== Dataset excerpts ==

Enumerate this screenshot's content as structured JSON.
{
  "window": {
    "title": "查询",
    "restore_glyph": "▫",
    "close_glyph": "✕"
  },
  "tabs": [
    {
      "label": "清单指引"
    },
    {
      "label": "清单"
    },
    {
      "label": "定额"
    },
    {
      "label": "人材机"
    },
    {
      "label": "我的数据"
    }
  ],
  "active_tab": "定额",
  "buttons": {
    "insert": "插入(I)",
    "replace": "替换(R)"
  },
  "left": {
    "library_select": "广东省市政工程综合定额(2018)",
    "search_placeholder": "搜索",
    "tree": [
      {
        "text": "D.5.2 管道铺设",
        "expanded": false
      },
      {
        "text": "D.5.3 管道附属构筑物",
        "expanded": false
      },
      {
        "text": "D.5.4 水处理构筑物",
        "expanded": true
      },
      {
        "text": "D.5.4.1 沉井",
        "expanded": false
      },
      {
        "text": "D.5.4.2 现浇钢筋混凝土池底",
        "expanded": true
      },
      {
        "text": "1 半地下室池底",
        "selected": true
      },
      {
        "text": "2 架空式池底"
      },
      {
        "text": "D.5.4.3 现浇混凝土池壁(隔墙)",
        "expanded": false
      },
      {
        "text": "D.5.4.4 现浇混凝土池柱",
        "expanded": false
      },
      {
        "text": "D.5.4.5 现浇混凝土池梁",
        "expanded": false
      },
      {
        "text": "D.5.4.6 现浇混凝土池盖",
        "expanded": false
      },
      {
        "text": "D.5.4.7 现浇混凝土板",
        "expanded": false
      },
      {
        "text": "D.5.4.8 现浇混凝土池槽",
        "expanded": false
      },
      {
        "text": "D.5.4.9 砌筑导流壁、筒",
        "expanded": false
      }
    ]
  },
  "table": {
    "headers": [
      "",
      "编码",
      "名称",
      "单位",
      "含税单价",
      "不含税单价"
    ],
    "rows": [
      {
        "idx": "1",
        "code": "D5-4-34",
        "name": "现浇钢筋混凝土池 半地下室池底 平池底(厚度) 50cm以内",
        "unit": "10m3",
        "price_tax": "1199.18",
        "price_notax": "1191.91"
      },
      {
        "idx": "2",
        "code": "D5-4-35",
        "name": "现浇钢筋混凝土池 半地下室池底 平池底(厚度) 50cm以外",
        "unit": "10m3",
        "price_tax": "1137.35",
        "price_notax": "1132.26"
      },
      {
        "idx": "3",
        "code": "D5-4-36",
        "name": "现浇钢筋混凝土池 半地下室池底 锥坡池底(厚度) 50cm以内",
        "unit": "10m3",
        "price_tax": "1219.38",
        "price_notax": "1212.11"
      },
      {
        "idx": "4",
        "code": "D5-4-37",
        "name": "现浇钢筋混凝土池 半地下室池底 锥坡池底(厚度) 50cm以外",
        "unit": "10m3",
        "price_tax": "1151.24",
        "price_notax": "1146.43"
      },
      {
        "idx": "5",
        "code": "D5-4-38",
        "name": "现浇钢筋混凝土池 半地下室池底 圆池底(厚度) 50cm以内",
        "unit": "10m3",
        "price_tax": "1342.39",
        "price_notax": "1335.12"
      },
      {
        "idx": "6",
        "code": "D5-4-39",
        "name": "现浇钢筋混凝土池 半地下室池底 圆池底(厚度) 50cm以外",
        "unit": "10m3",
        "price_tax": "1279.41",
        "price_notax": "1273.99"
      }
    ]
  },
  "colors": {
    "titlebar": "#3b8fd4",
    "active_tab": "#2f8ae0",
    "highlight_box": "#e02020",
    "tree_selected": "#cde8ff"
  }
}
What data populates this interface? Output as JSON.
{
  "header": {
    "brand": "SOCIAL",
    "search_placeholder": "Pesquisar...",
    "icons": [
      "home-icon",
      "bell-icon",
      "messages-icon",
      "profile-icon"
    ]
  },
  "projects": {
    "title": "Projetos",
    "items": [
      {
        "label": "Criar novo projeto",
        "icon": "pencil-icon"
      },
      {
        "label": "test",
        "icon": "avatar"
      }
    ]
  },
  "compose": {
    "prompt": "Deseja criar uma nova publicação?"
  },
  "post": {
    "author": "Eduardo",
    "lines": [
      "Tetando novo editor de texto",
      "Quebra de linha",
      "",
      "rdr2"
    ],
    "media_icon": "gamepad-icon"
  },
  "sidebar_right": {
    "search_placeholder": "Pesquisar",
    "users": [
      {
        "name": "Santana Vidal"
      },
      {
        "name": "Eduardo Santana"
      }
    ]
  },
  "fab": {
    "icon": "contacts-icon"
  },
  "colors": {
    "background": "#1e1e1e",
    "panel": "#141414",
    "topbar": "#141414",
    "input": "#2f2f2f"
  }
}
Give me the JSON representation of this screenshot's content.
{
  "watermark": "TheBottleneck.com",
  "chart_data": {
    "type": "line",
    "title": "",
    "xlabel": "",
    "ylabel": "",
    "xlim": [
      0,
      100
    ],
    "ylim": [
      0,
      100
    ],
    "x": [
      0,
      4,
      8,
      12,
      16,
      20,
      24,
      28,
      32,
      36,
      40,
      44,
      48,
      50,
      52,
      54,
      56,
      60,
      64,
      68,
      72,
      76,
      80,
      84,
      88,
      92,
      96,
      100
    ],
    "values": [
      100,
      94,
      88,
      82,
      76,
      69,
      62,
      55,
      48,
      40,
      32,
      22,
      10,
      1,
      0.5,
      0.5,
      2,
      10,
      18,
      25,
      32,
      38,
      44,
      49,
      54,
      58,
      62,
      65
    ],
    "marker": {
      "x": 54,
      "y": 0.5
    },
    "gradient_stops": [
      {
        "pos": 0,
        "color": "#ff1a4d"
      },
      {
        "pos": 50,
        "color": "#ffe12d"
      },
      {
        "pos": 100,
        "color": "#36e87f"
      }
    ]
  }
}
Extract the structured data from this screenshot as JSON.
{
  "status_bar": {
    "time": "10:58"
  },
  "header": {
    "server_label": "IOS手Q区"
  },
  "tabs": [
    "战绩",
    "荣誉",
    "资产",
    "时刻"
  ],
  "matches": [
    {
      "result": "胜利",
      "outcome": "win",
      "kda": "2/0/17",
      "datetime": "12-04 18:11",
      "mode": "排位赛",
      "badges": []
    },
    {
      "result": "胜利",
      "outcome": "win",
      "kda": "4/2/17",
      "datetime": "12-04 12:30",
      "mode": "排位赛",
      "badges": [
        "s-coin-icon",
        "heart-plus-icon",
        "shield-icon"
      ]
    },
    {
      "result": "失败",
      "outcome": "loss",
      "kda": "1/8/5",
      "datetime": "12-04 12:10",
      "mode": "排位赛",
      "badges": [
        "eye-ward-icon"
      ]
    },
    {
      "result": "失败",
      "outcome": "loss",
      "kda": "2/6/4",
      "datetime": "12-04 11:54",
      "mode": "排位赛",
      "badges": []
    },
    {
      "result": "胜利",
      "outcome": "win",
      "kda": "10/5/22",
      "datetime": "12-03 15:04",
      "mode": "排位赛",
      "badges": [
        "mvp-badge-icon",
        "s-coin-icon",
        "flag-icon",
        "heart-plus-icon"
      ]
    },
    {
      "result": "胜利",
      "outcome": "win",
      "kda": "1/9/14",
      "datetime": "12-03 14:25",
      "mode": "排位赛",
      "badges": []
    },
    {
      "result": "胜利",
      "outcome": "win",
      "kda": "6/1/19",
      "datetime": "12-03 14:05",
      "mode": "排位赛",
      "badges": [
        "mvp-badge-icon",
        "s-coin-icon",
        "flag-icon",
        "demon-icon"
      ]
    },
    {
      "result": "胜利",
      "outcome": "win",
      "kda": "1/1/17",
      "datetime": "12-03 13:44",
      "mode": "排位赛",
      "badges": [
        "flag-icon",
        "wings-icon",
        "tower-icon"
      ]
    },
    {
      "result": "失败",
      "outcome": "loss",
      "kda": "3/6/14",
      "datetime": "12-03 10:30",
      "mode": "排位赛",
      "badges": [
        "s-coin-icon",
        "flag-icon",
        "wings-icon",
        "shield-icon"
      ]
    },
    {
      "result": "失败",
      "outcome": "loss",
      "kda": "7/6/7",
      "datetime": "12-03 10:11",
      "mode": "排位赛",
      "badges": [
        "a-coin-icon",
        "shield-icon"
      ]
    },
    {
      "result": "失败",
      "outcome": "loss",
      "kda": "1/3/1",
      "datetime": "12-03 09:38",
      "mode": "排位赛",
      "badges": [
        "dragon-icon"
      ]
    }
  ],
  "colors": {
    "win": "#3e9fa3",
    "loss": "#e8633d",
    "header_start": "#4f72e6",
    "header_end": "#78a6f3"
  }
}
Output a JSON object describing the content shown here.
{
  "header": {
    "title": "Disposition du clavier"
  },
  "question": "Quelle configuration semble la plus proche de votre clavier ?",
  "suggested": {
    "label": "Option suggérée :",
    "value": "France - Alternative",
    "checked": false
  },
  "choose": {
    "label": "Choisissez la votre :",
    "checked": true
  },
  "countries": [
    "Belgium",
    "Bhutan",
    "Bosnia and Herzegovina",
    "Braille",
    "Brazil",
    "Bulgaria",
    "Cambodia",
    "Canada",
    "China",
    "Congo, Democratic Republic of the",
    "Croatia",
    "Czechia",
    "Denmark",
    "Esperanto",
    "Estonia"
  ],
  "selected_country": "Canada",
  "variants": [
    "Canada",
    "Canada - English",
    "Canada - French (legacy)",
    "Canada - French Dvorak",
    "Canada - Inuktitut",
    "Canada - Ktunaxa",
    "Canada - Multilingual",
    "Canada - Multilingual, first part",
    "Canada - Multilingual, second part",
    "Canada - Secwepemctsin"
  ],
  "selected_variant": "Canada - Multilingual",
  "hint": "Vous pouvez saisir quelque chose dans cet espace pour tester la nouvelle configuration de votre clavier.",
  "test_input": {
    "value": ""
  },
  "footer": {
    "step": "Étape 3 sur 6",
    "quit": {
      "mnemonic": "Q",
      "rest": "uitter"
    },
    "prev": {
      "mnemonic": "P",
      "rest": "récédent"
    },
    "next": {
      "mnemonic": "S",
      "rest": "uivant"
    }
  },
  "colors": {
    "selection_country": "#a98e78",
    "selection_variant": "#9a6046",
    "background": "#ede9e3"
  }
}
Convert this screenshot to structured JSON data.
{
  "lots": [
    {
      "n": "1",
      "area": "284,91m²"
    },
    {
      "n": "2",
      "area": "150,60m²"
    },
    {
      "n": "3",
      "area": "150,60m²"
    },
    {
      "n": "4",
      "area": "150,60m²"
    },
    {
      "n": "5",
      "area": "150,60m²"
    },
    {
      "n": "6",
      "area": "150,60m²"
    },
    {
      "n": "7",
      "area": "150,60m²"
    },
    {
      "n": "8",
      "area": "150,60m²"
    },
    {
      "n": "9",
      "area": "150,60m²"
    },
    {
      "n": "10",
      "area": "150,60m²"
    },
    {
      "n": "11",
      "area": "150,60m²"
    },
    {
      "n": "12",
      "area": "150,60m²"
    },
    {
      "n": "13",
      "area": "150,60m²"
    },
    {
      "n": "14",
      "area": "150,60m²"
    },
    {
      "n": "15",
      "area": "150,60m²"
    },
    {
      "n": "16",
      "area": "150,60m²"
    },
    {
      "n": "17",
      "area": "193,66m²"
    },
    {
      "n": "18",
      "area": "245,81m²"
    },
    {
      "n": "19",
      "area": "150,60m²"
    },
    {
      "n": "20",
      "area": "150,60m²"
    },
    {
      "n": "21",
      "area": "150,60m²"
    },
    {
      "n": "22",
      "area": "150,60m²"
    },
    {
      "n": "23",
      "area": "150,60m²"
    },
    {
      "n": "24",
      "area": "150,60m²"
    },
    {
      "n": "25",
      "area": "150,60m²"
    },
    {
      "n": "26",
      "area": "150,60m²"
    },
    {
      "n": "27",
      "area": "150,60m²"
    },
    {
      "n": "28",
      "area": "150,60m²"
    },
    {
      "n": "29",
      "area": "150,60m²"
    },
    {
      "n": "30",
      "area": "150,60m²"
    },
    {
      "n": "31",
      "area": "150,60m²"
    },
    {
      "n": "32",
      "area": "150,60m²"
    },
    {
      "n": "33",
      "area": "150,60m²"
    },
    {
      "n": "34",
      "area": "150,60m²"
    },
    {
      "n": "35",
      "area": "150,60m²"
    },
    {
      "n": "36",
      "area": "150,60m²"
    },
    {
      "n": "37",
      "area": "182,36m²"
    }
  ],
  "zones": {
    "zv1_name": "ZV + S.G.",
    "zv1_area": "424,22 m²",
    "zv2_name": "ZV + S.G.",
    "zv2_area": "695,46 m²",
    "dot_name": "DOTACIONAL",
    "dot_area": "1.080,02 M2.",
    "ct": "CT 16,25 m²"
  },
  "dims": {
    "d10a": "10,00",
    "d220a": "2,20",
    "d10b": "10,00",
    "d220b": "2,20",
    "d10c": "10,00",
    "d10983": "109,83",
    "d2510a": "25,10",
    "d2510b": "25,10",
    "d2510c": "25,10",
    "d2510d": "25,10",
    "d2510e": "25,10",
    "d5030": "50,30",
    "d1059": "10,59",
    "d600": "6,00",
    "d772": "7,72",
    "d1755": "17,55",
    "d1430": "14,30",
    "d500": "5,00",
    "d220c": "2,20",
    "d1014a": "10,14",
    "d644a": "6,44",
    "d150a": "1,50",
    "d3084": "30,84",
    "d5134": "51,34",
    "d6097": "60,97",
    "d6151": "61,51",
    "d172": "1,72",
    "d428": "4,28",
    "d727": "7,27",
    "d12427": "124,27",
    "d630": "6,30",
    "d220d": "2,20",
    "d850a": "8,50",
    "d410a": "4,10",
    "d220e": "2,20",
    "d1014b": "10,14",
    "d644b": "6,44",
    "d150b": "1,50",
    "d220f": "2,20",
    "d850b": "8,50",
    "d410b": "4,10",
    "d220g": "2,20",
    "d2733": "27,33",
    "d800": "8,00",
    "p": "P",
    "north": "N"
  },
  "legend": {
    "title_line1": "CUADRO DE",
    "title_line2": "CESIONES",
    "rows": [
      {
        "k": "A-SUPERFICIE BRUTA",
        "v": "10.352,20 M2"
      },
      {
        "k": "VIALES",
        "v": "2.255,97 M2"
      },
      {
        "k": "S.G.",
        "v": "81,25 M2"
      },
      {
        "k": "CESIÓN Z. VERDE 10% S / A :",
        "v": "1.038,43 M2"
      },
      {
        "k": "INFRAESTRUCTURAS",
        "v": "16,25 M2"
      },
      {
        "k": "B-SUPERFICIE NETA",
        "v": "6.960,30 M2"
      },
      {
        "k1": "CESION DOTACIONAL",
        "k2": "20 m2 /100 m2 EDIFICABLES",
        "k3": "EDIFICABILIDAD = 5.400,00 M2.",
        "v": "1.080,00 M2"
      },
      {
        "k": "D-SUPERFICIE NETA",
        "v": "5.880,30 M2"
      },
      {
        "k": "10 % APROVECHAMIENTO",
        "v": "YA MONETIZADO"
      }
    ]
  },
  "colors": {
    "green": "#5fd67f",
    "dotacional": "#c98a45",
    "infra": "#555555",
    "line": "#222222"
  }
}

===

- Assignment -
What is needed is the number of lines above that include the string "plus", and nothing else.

- Answer to the exercise -
3